1961; Dell Publishing, 1975

Maria Gripe’s trilogy is just charming.

Josephine chooses her own name because the name Anna Grå is too big for her, like a pair of shoes that she needs to grow into.

She is six years old. Her blue sweater is getting too small but she has gotten too big to swing on the big door handles that lead to Papa-Father’s room.

They live at the vicarage and Mandy is “an important person” there: she is the cook, with strange and wonderful stories.

The field next to the vicarage is always fresh: “the flowers and the grass are new each year”. But otherwise “everything is as old as can be”, the trees in the avenue, the furnishings…”all of them are old”, even Mandy.

And it’s true, there is something old-fashioned about these stories. But there is also something timeless about them, something that almost makes them feel a little more ‘now’ than I was expecting.

A rescue of kittens, a much-older sister’s wedding, walks in the meadow with her father, forbidden packets of chewing gum, an adopted granny, unapproved hair and wardrobe modifications, meetings with Old Man God and also with the King: they are sweet tales with just the right amount of mischief.

“If one has to die, at least it ought to be in the winter, when it’s dark outside and the weather is bad.”

(I was allowed to buy this book at a shop when I was travelling with my family to Elora as a young girl; I liked to imagine myself as Josephine, with perfect china-doll pale skin and blonde hair and red shoes with kittens in a basket.
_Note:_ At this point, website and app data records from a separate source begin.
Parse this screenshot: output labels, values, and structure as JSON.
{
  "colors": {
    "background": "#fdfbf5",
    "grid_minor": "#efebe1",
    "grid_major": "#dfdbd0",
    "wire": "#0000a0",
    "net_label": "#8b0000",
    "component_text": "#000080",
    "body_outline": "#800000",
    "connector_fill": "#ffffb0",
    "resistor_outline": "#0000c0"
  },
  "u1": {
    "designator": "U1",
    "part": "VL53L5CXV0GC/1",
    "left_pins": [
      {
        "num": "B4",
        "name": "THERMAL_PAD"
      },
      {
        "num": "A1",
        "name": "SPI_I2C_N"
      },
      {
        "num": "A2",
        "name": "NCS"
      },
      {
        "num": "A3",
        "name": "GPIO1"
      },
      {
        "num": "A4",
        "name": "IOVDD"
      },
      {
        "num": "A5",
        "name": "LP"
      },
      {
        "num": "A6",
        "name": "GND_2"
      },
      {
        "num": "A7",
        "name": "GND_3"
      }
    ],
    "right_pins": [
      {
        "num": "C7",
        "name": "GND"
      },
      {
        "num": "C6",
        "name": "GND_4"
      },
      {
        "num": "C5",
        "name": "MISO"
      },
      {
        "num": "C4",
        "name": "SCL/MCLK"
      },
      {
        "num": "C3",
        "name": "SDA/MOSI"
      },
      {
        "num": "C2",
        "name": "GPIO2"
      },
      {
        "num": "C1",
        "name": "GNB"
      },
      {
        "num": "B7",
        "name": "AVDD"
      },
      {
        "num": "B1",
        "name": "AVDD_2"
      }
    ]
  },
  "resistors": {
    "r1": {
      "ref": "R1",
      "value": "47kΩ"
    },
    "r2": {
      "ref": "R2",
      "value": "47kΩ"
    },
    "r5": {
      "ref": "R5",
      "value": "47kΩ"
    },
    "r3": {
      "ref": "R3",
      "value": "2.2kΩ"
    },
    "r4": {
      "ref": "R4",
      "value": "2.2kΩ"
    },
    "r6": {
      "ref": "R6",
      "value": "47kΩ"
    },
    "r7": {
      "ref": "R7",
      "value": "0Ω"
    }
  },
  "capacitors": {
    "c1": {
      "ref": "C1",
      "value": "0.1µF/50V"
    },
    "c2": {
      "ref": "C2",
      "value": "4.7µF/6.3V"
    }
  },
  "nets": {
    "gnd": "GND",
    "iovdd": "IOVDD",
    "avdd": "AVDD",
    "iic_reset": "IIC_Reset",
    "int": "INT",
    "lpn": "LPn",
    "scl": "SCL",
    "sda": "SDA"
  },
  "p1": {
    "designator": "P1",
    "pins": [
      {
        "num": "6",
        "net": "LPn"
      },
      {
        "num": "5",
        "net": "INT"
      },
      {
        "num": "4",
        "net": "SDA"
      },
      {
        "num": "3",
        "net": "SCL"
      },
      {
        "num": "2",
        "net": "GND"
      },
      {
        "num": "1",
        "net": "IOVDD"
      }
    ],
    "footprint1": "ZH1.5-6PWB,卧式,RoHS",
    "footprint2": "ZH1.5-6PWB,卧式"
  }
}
I probably spent as much time staring at the cover illustration as I did reading!)

1962; Dell Publishing, Inc, 1969

Hugo and Josephine begins on the first day of school. (This recalls Carolyn Haywood’s B is for Betsy and Ramona the Pest, doesn’t it?!)

“Together they go in through the school door, up a stone staircase, the most worn-out staircase Josephine has ever seen. The walls echo. Inside, there is a peculiar smell, strange and awesome. A Bit scared, Josephine holds her breath a moment; then, slowly, she breathes in the air. She smiles delightedly. So this is how a school smells! Now she knows.”

Beyond the smell, though, Josephine isn’t entirely fond of school. The work is fine — she succeeds with words and numbers — but “most of her learning [is] during recess and after school is over”. And Josephine doesn’t fit in.

Her classmates know that she is not from town but from the vicarage; her school bag is of the wrong sort and she forgets to bring bookmarks to school to swap.

Hugo doesn’t fit in either. He carves shapes from pieces of wood. His backpack is filled with bits and pieces of the outdoor world. He runs on his own time.

He is not at all like his classmates, and he is not at all bothered by it. Somehow, he can navigate life on the margins.

“Either you must be exactly like all the others. Or you must be completely different from them — as Hugo is. You mustn’t ever be nearly like everyone else. As Josephine is.”

1966; Delacourte Press, 1970

The third book in the trilogy concentrates on Hugo.

He is an interesting character because he has to face things that Josephine does not (different kinds of loss that have obviously had an impact on him but it’s not the kind of response that you would expect).

In Hugo, we meet Miriam, whose grandmother is bookish. Which allows for some sweet observations like this one: “Anyone who writes a book spins a web. Anyone who reads a book is struggling in a web.”

Miriam’s arrival on the scene causes a bit of a kurfuffle, but Hugo and Josephine’s friendship endures.

There’s a bicycle to ride, there are tasks to be done to earn a few kroner, there are people to meet and talk to in the woods: it’s a gentle story in the wake of some sadness.

These tales have a degree of self-awareness that doesn’t fit seamlessly with my understanding of a child’s outlook.

For instance, Josephine notices that the adults in her life don’t hold grudges long, even if they are very angry with her it doesn’t last long. But from a child’s perspective, I think the early bedtimes and missed desserts are monstrous deprivations at the time.

And when jeered at by a school-mate and called a “stone-age brat”, she somehow knows that refers to a period of time, although she doesn’t know which time. (This is in the first book; in the third book she fully understands the reference and has claimed it as a positive.)

But this didn’t seem to bother me as a child reading these stories. And it doesn’t eclipse their charm returning to them as an adult either.

Have you read any of Maria Gripe’s writing? Or revisted any children’s classics lately?

NOTE: Translated by Paul Britten Austin and Illustrated by Harald Gripe